**Work to complete:**
Omit the pictures while printing every entry below exactly as given.

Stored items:
——————————
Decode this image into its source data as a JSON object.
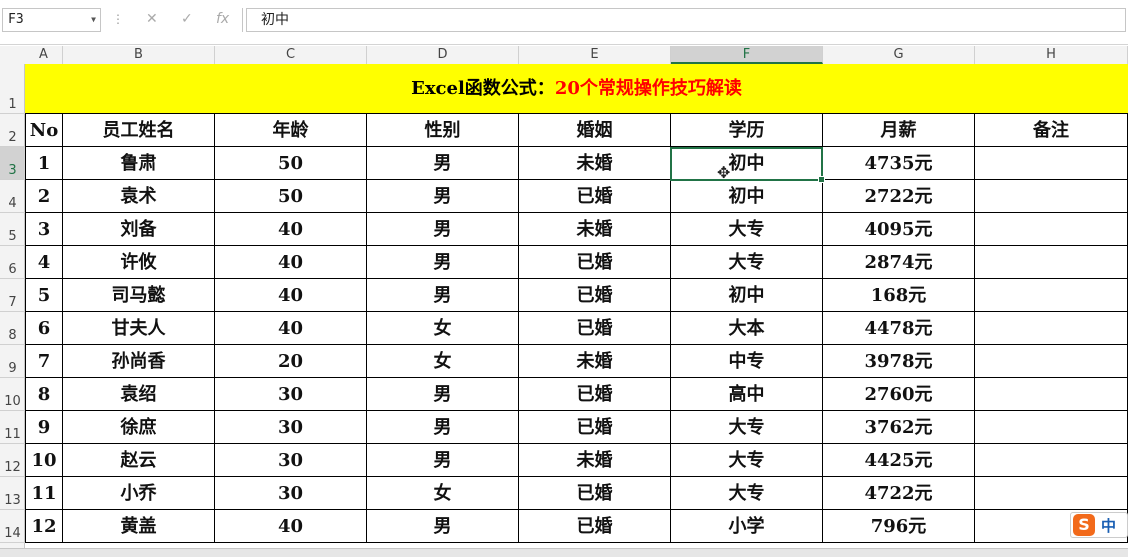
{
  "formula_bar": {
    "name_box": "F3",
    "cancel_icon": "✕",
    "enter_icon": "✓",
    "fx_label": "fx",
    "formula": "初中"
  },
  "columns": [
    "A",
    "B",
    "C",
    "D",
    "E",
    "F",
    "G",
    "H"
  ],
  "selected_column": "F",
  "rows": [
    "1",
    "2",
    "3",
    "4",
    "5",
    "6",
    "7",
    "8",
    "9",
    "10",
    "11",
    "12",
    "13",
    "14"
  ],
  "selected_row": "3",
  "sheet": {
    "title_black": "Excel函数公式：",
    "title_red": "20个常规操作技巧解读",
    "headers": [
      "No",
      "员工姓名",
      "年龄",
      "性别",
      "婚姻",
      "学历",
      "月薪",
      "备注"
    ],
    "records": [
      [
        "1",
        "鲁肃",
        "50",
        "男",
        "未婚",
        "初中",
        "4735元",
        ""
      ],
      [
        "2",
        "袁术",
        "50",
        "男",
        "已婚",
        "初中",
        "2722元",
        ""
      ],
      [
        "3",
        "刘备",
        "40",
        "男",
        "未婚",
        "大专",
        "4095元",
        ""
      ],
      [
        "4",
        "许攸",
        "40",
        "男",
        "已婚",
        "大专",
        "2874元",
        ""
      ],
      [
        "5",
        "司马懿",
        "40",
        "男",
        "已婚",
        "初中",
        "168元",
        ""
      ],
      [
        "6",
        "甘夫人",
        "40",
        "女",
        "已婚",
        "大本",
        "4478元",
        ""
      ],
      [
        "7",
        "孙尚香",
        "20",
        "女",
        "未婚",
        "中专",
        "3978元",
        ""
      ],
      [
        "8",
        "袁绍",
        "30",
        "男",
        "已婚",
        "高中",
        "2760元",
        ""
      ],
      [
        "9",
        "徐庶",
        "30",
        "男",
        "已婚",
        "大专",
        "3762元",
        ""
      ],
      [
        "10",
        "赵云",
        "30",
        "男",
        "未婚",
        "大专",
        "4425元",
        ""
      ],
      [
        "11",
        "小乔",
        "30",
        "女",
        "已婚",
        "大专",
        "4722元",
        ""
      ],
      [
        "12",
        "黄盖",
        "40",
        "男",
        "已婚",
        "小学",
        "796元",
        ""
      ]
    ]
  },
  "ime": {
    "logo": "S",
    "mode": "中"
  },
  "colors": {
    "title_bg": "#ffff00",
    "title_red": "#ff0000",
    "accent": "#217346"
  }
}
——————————
**Exercise output:**
Decode this image into its source data as a JSON object.
{
  "formula_bar": {
    "name_box": "F3",
    "cancel_icon": "✕",
    "enter_icon": "✓",
    "fx_label": "fx",
    "formula": "初中"
  },
  "columns": [
    "A",
    "B",
    "C",
    "D",
    "E",
    "F",
    "G",
    "H"
  ],
  "selected_column": "F",
  "rows": [
    "1",
    "2",
    "3",
    "4",
    "5",
    "6",
    "7",
    "8",
    "9",
    "10",
    "11",
    "12",
    "13",
    "14"
  ],
  "selected_row": "3",
  "sheet": {
    "title_black": "Excel函数公式：",
    "title_red": "20个常规操作技巧解读",
    "headers": [
      "No",
      "员工姓名",
      "年龄",
      "性别",
      "婚姻",
      "学历",
      "月薪",
      "备注"
    ],
    "records": [
      [
        "1",
        "鲁肃",
        "50",
        "男",
        "未婚",
        "初中",
        "4735元",
        ""
      ],
      [
        "2",
        "袁术",
        "50",
        "男",
        "已婚",
        "初中",
        "2722元",
        ""
      ],
      [
        "3",
        "刘备",
        "40",
        "男",
        "未婚",
        "大专",
        "4095元",
        ""
      ],
      [
        "4",
        "许攸",
        "40",
        "男",
        "已婚",
        "大专",
        "2874元",
        ""
      ],
      [
        "5",
        "司马懿",
        "40",
        "男",
        "已婚",
        "初中",
        "168元",
        ""
      ],
      [
        "6",
        "甘夫人",
        "40",
        "女",
        "已婚",
        "大本",
        "4478元",
        ""
      ],
      [
        "7",
        "孙尚香",
        "20",
        "女",
        "未婚",
        "中专",
        "3978元",
        ""
      ],
      [
        "8",
        "袁绍",
        "30",
        "男",
        "已婚",
        "高中",
        "2760元",
        ""
      ],
      [
        "9",
        "徐庶",
        "30",
        "男",
        "已婚",
        "大专",
        "3762元",
        ""
      ],
      [
        "10",
        "赵云",
        "30",
        "男",
        "未婚",
        "大专",
        "4425元",
        ""
      ],
      [
        "11",
        "小乔",
        "30",
        "女",
        "已婚",
        "大专",
        "4722元",
        ""
      ],
      [
        "12",
        "黄盖",
        "40",
        "男",
        "已婚",
        "小学",
        "796元",
        ""
      ]
    ]
  },
  "ime": {
    "logo": "S",
    "mode": "中"
  },
  "colors": {
    "title_bg": "#ffff00",
    "title_red": "#ff0000",
    "accent": "#217346"
  }
}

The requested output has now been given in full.